Try it
Each line from the one with "Serialize everything readable" to the final line of the data must be reproduced exactly, and no other line may appear.
___ Source information
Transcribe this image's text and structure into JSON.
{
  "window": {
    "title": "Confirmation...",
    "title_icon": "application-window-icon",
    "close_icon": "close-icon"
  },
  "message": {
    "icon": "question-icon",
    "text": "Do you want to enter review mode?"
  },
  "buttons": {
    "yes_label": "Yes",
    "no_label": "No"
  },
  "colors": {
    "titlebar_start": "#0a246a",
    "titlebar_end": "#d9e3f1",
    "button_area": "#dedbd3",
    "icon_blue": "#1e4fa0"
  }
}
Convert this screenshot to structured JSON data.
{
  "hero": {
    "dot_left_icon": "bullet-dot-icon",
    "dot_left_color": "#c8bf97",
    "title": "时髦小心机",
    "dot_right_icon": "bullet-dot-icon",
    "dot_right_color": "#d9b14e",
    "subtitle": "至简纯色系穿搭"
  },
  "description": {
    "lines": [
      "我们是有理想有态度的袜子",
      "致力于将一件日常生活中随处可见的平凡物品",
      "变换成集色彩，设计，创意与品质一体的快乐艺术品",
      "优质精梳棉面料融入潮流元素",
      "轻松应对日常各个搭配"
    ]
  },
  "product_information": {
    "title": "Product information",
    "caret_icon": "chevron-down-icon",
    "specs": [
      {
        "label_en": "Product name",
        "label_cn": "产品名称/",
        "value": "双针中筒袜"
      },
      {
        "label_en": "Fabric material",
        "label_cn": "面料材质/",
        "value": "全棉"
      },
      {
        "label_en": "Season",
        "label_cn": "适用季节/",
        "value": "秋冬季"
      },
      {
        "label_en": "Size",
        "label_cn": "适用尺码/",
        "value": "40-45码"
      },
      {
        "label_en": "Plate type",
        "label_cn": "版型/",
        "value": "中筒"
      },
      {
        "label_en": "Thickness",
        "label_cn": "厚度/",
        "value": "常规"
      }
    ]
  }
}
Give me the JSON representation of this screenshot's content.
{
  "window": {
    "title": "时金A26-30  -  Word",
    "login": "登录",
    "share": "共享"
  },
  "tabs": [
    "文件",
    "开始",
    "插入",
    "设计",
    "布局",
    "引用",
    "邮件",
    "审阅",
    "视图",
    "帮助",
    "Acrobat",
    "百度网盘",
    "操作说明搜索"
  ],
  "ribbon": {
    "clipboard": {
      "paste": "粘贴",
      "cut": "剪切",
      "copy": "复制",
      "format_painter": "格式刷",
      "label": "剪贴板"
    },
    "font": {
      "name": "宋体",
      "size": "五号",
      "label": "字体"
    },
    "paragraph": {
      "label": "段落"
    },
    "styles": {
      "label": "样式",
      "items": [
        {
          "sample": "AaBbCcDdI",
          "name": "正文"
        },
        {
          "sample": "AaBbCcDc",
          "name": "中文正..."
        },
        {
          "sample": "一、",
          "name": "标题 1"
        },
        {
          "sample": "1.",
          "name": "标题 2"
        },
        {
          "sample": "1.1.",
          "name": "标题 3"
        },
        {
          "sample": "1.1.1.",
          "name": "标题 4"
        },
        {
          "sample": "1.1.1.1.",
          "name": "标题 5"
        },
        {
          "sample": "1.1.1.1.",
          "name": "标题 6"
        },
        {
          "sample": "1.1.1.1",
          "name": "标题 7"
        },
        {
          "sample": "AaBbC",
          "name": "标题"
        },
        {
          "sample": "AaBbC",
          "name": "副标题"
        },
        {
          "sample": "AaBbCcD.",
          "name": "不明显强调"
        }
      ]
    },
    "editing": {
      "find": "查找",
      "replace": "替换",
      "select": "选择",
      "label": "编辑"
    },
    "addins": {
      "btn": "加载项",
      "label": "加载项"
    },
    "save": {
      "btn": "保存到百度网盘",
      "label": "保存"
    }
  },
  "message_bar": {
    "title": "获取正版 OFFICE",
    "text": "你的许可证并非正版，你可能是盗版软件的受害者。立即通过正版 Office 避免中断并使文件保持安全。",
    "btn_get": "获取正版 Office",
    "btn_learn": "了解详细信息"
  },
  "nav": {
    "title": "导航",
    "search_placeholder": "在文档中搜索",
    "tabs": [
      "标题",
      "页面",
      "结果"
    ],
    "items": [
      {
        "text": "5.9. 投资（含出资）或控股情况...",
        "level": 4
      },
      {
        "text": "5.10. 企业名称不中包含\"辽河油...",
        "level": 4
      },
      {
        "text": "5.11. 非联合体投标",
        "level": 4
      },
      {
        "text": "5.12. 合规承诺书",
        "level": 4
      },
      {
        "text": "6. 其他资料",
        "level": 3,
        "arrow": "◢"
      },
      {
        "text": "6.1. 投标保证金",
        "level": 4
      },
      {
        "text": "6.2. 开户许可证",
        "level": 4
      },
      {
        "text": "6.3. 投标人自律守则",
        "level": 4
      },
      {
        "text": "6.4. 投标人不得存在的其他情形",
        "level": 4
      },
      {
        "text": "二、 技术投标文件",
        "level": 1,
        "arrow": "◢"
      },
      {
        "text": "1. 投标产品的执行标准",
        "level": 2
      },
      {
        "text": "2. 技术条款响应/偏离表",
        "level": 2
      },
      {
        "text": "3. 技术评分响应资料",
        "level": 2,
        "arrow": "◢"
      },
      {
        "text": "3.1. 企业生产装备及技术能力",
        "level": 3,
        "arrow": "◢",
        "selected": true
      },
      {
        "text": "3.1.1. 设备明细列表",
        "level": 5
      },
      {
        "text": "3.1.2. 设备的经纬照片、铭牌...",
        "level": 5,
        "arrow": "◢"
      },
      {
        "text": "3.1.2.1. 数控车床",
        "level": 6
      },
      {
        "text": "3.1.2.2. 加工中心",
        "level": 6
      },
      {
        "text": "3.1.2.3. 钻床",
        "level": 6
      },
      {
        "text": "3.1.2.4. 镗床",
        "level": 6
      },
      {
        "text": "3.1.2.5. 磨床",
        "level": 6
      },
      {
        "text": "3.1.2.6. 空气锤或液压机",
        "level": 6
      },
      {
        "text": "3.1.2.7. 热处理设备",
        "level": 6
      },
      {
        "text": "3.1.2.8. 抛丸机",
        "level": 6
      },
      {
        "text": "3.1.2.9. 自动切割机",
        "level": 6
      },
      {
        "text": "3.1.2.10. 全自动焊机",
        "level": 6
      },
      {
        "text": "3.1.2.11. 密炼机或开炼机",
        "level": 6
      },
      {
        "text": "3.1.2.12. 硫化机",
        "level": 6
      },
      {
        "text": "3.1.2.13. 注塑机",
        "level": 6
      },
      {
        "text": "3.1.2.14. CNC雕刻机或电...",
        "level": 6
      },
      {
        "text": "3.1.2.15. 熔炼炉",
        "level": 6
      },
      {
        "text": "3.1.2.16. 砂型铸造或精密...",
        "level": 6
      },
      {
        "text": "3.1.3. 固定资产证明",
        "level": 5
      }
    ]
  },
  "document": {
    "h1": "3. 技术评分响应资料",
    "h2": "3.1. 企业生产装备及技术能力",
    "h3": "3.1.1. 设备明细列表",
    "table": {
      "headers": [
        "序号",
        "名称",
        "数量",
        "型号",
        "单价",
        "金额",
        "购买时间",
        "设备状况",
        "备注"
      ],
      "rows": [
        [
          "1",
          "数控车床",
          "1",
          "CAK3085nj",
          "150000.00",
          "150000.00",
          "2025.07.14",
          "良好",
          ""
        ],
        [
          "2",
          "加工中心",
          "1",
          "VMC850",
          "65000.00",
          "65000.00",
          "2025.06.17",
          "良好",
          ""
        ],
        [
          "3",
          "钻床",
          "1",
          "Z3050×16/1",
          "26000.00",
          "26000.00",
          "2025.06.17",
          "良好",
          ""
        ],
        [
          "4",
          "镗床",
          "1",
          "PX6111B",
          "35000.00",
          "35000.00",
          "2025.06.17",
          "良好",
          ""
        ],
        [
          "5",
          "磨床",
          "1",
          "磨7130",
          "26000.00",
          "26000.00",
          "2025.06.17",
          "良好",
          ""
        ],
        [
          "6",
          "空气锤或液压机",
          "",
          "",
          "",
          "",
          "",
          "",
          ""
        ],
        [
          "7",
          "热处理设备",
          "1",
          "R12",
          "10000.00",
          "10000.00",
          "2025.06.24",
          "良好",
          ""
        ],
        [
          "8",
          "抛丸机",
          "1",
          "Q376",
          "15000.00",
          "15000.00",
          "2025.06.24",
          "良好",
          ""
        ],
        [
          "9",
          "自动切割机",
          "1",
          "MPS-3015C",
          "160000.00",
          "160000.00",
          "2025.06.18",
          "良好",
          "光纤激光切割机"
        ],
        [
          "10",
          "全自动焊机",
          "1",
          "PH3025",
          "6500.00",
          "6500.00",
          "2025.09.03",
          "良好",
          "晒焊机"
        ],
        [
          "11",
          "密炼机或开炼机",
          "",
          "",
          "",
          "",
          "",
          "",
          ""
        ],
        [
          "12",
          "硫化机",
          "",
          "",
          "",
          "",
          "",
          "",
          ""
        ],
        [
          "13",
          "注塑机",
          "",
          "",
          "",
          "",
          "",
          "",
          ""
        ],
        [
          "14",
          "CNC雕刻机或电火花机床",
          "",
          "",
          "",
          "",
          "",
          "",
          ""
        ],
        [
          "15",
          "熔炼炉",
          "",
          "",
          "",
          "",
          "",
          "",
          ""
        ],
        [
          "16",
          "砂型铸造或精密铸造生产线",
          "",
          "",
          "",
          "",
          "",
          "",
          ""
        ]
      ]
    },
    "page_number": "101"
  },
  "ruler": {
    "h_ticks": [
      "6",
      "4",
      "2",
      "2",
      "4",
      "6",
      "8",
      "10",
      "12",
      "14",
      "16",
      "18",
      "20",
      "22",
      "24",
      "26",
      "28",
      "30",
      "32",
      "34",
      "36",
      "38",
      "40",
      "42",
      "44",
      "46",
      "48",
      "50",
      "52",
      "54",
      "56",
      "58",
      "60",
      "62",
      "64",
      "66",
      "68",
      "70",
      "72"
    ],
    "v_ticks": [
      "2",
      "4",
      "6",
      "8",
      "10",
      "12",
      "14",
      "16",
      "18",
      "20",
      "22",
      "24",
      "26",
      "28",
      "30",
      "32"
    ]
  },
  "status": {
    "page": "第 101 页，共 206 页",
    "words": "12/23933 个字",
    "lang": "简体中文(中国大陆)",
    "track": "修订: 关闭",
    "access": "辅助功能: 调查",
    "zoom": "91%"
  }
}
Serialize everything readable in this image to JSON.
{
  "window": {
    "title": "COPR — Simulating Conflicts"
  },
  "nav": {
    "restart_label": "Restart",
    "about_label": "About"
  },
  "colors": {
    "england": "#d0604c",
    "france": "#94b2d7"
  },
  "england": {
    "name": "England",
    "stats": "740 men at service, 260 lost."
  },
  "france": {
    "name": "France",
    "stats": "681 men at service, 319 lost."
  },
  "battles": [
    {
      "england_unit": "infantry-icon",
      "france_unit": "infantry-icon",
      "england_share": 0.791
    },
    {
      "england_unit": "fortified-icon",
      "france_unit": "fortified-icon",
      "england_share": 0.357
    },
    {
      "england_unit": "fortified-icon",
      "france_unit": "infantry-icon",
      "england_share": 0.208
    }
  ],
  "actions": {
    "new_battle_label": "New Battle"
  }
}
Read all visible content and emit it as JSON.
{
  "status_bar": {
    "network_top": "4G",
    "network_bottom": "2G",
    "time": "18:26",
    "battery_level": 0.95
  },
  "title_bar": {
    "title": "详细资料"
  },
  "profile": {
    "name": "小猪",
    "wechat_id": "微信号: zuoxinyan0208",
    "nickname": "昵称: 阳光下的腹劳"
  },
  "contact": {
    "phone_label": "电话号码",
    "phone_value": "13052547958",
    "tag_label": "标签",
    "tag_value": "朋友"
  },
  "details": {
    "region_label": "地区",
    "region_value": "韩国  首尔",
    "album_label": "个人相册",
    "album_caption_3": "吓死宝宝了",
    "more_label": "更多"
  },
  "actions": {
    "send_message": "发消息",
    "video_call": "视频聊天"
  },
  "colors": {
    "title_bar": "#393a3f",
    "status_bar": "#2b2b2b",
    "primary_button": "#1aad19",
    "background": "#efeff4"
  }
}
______
Output of the exercise
Serialize everything readable in this image to JSON.
{
  "window": {
    "title": "COPR — Simulating Conflicts"
  },
  "nav": {
    "restart_label": "Restart",
    "about_label": "About"
  },
  "colors": {
    "england": "#d0604c",
    "france": "#94b2d7"
  },
  "england": {
    "name": "England",
    "stats": "740 men at service, 260 lost."
  },
  "france": {
    "name": "France",
    "stats": "681 men at service, 319 lost."
  },
  "battles": [
    {
      "england_unit": "infantry-icon",
      "france_unit": "infantry-icon",
      "england_share": 0.791
    },
    {
      "england_unit": "fortified-icon",
      "france_unit": "fortified-icon",
      "england_share": 0.357
    },
    {
      "england_unit": "fortified-icon",
      "france_unit": "infantry-icon",
      "england_share": 0.208
    }
  ],
  "actions": {
    "new_battle_label": "New Battle"
  }
}
Read all visible content and emit it as JSON.
{
  "status_bar": {
    "network_top": "4G",
    "network_bottom": "2G",
    "time": "18:26",
    "battery_level": 0.95
  },
  "title_bar": {
    "title": "详细资料"
  },
  "profile": {
    "name": "小猪",
    "wechat_id": "微信号: zuoxinyan0208",
    "nickname": "昵称: 阳光下的腹劳"
  },
  "contact": {
    "phone_label": "电话号码",
    "phone_value": "13052547958",
    "tag_label": "标签",
    "tag_value": "朋友"
  },
  "details": {
    "region_label": "地区",
    "region_value": "韩国  首尔",
    "album_label": "个人相册",
    "album_caption_3": "吓死宝宝了",
    "more_label": "更多"
  },
  "actions": {
    "send_message": "发消息",
    "video_call": "视频聊天"
  },
  "colors": {
    "title_bar": "#393a3f",
    "status_bar": "#2b2b2b",
    "primary_button": "#1aad19",
    "background": "#efeff4"
  }
}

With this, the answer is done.